Enthusiast Extreme: Hobby Wood Crafting
A hobby wood crafting enthusiast is an uncommon breed in this day and age, yet their work can easily become among the most impressive hobby crafts out there. Whether it’s crafting a beautiful piece of furniture or simple toys made of wood, the wood crafter’s lot is one of hard work but stunning results. It is also a craft that takes a great deal of patience to master, along with a great deal of difficult practice and no small amount of expensive tools and materials. Still, for the truly dedicated wood worker, these obstacles can and will be overcome for the sake of their art.
The exact materials of a wood crafting project will of course vary in cost depending on the type of wood one purchases for the project. Pine wood is a good choice for one’s initial efforts in wood working as it is relatively inexpensive and simple enough to work with. However, there is a reason for this as pine is not the highest grade of wood available, making it somewhat unsuitable for heavier woodworking projects such furniture, as well as not having a particularly pleasant appearance. Still, for simple projects intended to allow an artist to get their feet wet in the world of wood working, pine is a wonderful place to start.
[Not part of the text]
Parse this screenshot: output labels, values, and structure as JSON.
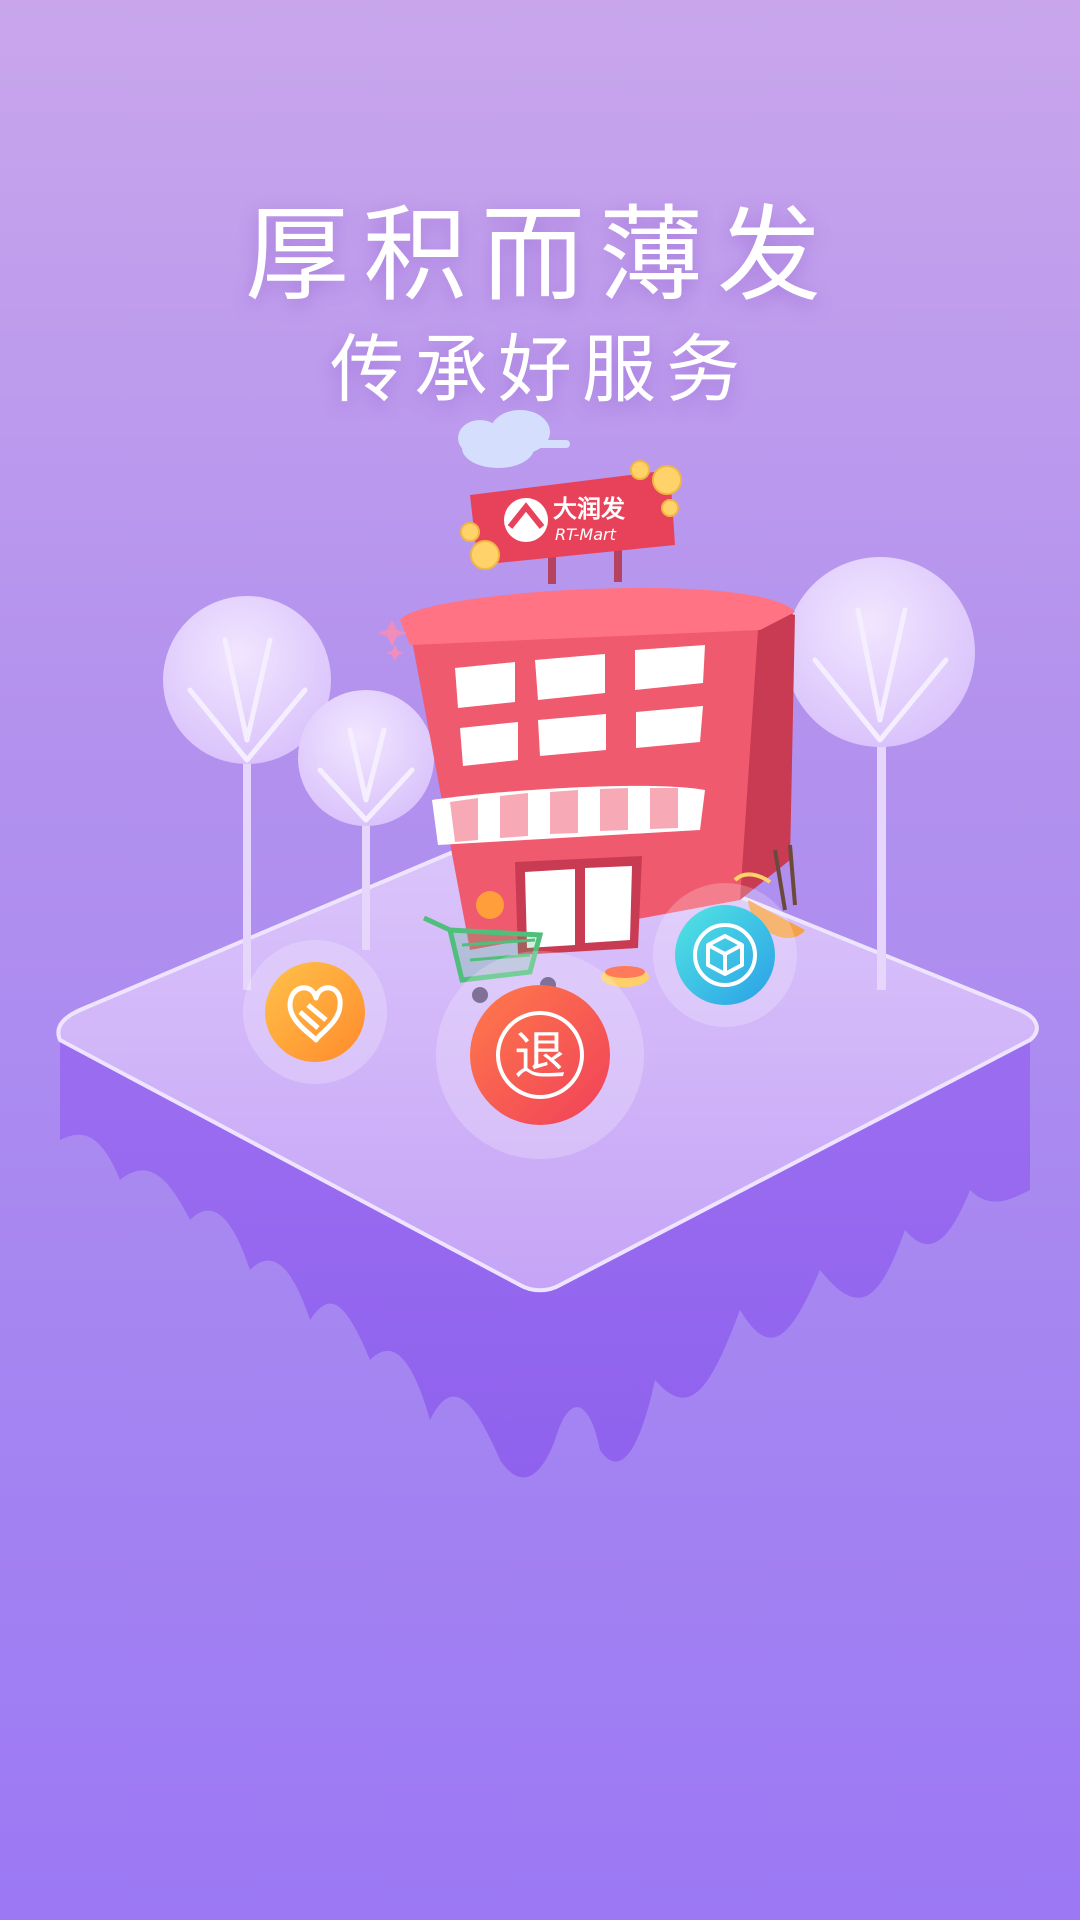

For wood workers who need a more heavy duty material, oak is a popular wood as it is tough and durable, capable of handling heavy weights for projects such as furniture. Its appearance is not the most prestigious, but it is fairly durable. It is somewhat more difficult to work with, but all durable materials by necessity take some extra effort to reshape into an artistic form. Cherrywood is a higher grade of wood, beautiful when properly shaped and prepared, yet also quite expensive. Most wood crafters use cherrywood for only their most important projects after they’ve gained some skill. Other woods, naturally, have their own quirks and advantages and disadvantages that a wood worker will have to research before buying even a single plank of wood.
The tools needed for wood working are in theory uncomplicated. It all starts with a plan, like our buddy from Teds Woodworking Plans has. We highly recommend his work! For specifics, the tools of the trade are few and can be many. Saws are important, as are hammers and nails. The matter of saws is, however, a far more complicated thing. Different saws are required for different levels of intense working. Even inside of muscle powered saws, there can be a great deal of difference between a hand saw and a jigsaw, with both doing different things. And when it comes to powered saws, the differences between devices and materials can be even more pronounced as a buzz saw is a different beast from a table saw.
Finally, even after the entire project has been assembled, there is the matter of staining and varnishing a wooden piece of art, be it aesthetic or practical. Staining and varnishing can be an intensely messy business and wood workers should prepare to get as stained as their pieces. One notable development of modern wood art is the process of “distressing” wooden pieces to make them appear older than they actually are.